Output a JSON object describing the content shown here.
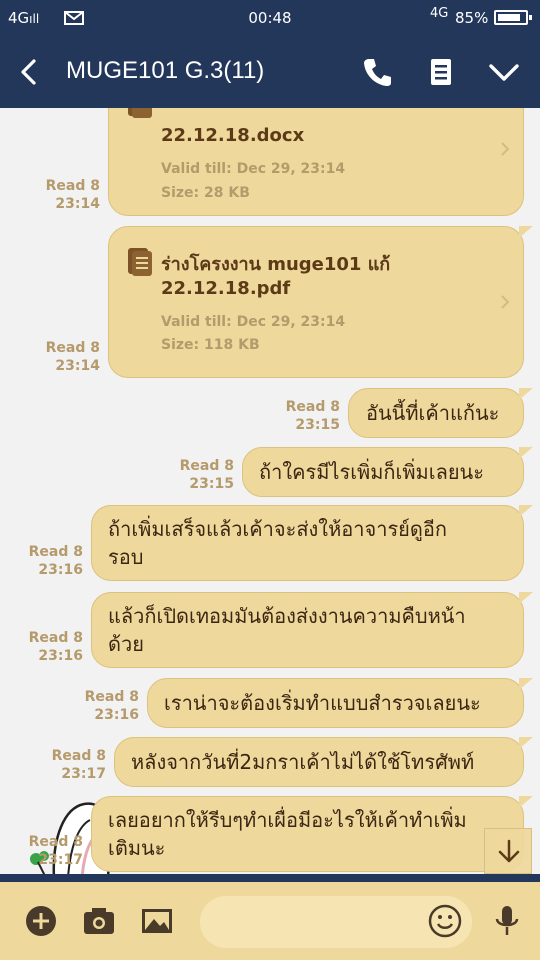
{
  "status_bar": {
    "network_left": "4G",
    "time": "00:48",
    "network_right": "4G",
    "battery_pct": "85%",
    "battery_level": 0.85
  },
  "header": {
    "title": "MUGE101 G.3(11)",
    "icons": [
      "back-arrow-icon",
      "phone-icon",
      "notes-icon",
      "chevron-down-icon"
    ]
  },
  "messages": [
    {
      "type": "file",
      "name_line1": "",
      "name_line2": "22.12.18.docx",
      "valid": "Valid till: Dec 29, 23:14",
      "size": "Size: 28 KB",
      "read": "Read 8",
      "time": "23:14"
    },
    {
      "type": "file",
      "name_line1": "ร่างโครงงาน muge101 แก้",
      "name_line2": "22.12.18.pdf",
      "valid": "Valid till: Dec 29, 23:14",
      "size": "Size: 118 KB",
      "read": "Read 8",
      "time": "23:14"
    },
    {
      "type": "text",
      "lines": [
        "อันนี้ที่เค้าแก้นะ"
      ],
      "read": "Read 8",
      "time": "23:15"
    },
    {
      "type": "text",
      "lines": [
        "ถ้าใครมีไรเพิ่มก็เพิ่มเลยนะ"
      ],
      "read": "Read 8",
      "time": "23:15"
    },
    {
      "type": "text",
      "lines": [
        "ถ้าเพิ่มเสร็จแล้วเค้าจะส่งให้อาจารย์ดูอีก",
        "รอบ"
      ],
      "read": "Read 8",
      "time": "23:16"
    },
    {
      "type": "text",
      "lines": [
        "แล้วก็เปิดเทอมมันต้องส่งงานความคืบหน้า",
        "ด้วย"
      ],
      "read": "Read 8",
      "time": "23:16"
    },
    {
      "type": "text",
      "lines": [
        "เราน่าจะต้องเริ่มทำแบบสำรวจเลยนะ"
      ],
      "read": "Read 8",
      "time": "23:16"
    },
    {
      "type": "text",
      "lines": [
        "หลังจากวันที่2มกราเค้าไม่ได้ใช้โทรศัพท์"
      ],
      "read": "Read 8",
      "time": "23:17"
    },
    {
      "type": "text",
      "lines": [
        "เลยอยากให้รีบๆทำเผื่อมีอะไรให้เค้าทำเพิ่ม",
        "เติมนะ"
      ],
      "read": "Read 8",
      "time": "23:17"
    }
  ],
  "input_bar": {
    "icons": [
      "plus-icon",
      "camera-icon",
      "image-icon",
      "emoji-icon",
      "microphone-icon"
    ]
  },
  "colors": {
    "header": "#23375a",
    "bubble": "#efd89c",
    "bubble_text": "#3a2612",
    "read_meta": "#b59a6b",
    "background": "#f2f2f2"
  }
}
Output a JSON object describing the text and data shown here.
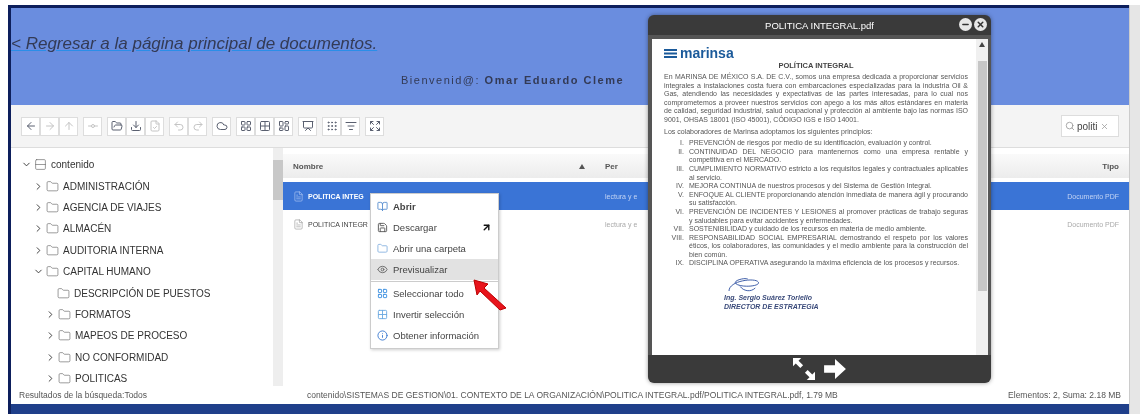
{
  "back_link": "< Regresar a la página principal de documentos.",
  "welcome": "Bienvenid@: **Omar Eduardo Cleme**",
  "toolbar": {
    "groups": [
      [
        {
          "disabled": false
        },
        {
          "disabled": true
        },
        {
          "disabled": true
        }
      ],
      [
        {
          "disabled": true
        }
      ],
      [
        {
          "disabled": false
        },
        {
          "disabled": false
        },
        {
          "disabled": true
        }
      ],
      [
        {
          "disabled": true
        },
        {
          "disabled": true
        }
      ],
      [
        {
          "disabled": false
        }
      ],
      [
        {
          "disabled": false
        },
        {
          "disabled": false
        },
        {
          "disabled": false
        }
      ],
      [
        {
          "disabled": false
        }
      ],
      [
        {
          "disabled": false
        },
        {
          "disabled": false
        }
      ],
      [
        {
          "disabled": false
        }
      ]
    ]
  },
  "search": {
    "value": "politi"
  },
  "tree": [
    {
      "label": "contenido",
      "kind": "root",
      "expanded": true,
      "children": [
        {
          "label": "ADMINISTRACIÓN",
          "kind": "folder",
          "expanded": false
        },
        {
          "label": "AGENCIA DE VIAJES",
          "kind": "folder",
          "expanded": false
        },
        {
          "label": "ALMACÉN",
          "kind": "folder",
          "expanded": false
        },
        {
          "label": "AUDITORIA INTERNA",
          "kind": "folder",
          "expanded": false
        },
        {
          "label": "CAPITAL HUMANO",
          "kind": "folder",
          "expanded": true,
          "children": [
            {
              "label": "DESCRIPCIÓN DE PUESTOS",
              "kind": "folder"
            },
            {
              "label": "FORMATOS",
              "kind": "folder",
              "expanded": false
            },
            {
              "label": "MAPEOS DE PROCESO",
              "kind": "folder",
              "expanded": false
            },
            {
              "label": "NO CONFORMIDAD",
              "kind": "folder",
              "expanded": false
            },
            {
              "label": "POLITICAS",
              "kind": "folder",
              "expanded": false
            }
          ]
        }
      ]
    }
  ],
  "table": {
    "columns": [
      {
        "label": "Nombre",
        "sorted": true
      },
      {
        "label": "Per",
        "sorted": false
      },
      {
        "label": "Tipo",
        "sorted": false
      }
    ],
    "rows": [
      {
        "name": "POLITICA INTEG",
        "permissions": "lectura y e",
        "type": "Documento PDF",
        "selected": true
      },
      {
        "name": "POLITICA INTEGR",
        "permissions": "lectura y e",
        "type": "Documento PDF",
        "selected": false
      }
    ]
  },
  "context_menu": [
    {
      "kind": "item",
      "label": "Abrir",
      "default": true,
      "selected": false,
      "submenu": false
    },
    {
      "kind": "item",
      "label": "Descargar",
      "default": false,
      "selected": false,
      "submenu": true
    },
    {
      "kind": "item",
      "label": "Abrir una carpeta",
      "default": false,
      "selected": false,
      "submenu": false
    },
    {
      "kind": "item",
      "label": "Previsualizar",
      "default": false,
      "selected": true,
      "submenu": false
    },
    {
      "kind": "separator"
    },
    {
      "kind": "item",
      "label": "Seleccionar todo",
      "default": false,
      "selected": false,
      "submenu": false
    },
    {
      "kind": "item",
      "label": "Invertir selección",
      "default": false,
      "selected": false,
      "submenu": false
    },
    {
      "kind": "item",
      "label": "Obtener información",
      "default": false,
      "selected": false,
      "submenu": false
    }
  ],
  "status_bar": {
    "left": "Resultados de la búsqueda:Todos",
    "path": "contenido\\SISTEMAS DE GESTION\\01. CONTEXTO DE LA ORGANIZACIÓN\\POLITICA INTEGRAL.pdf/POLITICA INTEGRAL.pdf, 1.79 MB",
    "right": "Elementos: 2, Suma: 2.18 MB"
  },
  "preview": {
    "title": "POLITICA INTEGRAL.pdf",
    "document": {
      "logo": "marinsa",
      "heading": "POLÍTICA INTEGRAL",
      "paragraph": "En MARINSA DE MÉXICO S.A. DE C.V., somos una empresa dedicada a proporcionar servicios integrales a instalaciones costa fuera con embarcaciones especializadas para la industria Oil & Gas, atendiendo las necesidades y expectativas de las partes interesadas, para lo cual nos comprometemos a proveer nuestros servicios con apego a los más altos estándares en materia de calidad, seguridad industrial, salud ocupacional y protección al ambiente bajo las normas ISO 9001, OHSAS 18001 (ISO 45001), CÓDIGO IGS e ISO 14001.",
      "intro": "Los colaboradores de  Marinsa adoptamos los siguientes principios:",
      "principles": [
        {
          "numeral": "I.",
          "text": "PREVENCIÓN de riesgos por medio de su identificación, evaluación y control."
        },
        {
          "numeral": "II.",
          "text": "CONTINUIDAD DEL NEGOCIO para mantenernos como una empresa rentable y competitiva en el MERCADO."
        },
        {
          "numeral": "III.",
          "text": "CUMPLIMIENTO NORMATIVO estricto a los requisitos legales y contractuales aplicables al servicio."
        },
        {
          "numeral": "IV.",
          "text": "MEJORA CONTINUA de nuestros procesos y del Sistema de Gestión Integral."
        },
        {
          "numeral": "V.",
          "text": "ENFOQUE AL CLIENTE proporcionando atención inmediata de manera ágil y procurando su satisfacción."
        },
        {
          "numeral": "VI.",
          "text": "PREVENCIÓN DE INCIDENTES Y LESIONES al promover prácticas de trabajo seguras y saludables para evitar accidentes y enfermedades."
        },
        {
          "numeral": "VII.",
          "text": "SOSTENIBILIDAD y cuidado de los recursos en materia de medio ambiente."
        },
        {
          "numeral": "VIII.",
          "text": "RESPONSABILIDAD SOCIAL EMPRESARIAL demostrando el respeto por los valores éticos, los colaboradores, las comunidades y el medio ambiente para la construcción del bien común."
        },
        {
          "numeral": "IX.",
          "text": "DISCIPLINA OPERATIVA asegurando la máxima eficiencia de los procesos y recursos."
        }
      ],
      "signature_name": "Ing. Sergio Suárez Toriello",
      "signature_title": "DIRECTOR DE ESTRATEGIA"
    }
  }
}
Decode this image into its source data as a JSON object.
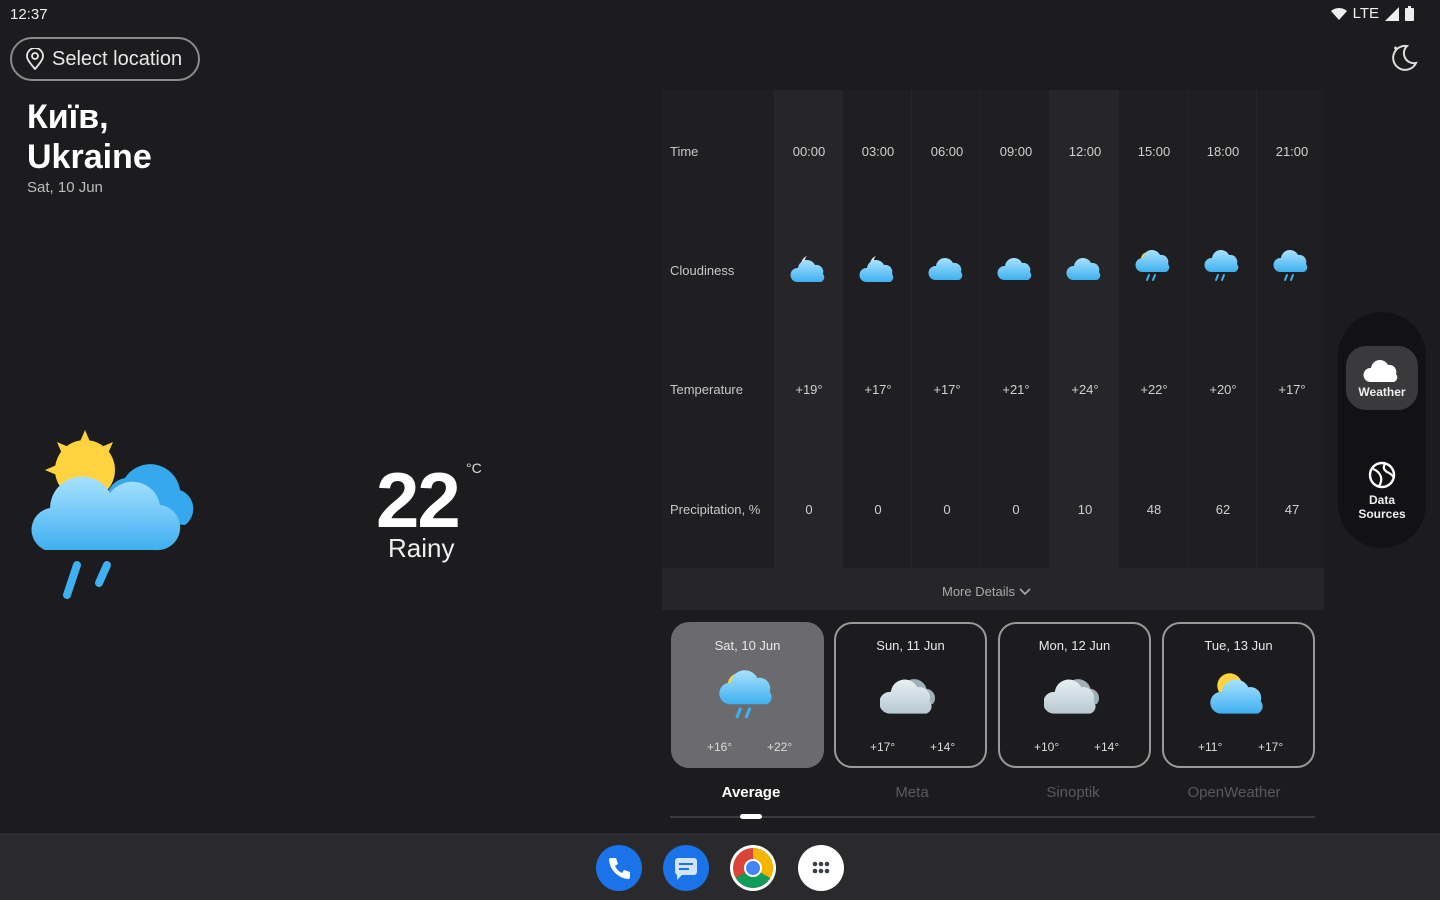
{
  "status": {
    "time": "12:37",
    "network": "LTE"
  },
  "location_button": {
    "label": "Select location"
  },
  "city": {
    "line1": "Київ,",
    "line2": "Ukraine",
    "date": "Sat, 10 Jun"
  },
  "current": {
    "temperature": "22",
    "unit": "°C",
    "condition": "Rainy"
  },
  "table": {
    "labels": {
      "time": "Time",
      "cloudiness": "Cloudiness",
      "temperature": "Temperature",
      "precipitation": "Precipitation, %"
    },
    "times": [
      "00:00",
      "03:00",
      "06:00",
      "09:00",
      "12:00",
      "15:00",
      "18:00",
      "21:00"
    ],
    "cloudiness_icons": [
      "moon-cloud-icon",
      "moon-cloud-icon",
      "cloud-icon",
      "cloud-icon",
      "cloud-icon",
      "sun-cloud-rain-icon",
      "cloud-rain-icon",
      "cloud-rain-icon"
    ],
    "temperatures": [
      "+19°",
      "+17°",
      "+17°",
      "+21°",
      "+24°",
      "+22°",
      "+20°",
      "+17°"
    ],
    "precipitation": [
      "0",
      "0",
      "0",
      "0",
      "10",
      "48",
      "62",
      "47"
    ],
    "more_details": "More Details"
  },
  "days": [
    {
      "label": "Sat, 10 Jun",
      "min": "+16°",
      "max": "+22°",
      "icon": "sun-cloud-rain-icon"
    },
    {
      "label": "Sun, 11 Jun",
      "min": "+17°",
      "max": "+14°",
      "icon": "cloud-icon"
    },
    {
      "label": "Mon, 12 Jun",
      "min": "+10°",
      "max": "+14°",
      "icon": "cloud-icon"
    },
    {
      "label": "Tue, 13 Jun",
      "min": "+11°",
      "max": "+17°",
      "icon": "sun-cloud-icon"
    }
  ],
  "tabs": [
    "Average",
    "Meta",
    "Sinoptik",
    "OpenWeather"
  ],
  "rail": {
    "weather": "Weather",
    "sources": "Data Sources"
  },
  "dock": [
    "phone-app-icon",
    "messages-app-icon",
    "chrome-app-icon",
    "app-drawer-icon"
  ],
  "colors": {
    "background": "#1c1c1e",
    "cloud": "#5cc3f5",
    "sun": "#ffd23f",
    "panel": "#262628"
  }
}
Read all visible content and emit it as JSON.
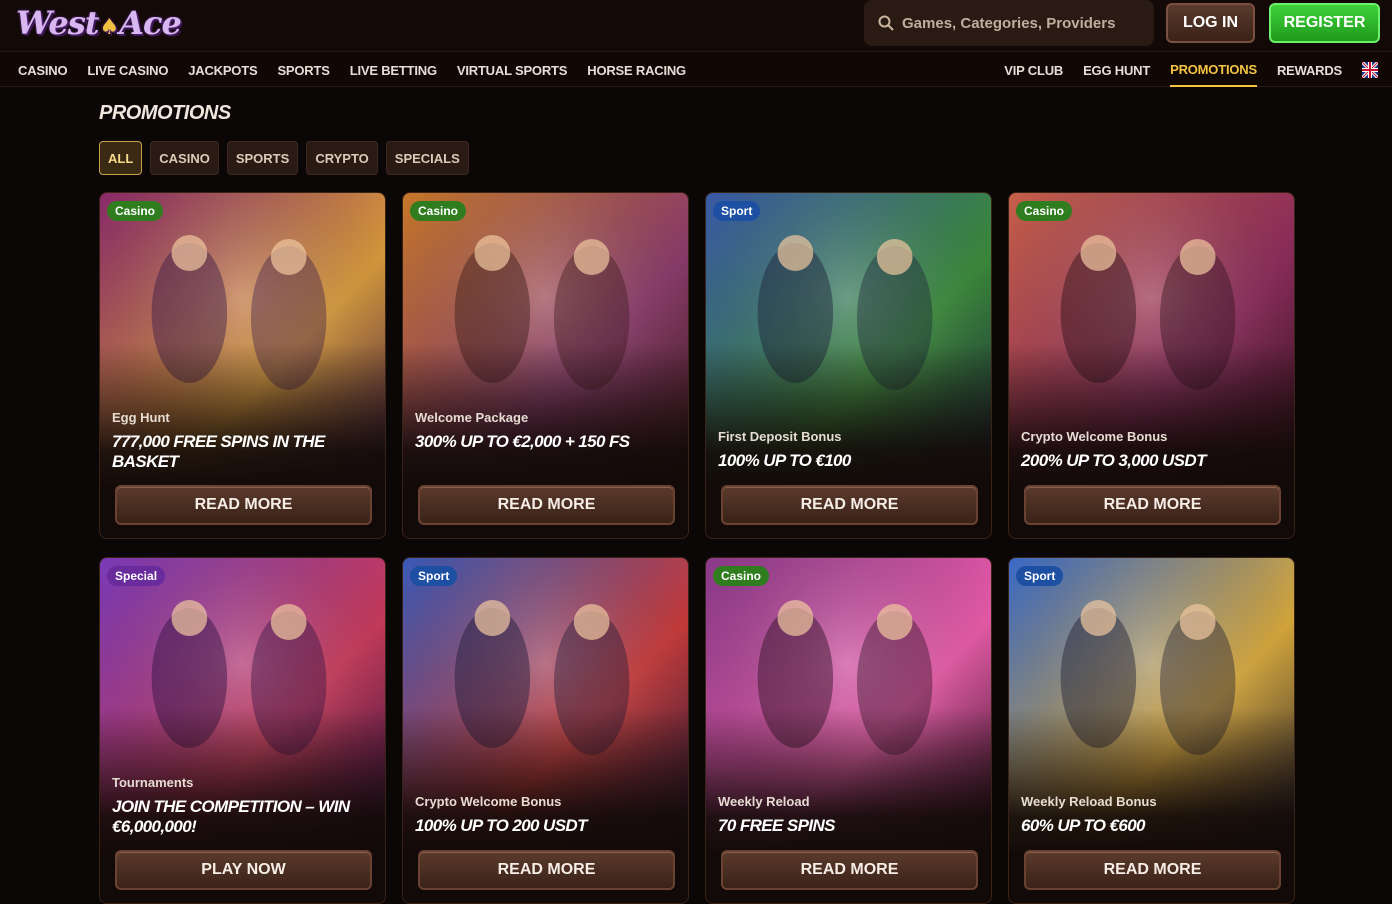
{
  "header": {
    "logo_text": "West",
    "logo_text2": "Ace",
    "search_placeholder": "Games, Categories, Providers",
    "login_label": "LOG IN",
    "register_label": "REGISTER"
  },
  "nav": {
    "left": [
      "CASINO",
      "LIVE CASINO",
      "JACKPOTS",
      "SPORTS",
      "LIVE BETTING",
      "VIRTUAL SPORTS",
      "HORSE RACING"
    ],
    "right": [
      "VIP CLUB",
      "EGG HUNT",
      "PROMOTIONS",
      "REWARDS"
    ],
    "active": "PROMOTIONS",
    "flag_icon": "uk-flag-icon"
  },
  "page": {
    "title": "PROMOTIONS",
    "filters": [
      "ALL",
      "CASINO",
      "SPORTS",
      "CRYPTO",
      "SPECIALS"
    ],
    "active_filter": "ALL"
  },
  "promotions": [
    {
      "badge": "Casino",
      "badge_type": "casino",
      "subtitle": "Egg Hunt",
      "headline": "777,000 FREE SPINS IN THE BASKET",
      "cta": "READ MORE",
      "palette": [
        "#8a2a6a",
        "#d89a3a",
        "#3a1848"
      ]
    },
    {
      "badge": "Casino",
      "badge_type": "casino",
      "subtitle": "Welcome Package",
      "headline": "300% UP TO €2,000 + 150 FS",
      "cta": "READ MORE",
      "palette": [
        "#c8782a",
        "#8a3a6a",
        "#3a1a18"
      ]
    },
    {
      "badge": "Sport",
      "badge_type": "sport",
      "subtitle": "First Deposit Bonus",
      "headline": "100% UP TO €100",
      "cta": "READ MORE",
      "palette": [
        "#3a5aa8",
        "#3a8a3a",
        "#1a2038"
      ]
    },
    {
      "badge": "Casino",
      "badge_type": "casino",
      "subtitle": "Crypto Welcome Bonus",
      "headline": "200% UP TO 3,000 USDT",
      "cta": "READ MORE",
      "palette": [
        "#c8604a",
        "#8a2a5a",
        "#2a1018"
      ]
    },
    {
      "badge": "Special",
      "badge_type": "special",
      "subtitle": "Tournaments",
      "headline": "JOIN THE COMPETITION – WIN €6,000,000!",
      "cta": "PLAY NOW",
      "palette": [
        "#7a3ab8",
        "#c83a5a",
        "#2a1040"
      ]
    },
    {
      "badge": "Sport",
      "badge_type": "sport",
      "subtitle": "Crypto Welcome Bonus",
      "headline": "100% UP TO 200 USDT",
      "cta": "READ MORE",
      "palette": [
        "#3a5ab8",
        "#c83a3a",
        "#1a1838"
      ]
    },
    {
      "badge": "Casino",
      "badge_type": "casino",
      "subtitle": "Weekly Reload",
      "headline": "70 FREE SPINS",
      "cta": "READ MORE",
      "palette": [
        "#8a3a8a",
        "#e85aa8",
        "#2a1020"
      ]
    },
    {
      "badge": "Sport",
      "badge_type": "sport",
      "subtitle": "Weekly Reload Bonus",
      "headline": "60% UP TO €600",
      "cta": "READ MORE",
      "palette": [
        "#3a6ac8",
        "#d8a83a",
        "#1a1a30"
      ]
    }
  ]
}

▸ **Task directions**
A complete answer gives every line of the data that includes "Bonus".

▸ **Answer box**
      "subtitle": "First Deposit Bonus",
      "subtitle": "Crypto Welcome Bonus",
      "subtitle": "Crypto Welcome Bonus",
      "subtitle": "Weekly Reload Bonus",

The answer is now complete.